▶ WHAT IS BEING ASKED: A set of records appears below. Print them all, word for word.

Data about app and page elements
■ ■ ■ ■

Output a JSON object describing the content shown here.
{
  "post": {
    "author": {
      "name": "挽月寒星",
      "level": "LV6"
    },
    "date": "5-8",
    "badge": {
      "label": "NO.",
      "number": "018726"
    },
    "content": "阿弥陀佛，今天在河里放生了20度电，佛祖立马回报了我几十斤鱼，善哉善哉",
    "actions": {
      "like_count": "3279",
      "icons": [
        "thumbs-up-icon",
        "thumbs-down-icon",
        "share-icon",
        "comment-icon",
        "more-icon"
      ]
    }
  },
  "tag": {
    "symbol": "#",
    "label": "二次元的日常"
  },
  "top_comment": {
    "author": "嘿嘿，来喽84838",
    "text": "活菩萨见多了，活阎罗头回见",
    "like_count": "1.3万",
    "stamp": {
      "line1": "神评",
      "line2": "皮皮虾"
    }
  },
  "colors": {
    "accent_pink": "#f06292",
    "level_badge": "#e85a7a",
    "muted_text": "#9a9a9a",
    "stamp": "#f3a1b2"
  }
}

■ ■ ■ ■

▶ WRITTEN ANSWER:
Output a JSON object describing the content shown here.
{
  "post": {
    "author": {
      "name": "挽月寒星",
      "level": "LV6"
    },
    "date": "5-8",
    "badge": {
      "label": "NO.",
      "number": "018726"
    },
    "content": "阿弥陀佛，今天在河里放生了20度电，佛祖立马回报了我几十斤鱼，善哉善哉",
    "actions": {
      "like_count": "3279",
      "icons": [
        "thumbs-up-icon",
        "thumbs-down-icon",
        "share-icon",
        "comment-icon",
        "more-icon"
      ]
    }
  },
  "tag": {
    "symbol": "#",
    "label": "二次元的日常"
  },
  "top_comment": {
    "author": "嘿嘿，来喽84838",
    "text": "活菩萨见多了，活阎罗头回见",
    "like_count": "1.3万",
    "stamp": {
      "line1": "神评",
      "line2": "皮皮虾"
    }
  },
  "colors": {
    "accent_pink": "#f06292",
    "level_badge": "#e85a7a",
    "muted_text": "#9a9a9a",
    "stamp": "#f3a1b2"
  }
}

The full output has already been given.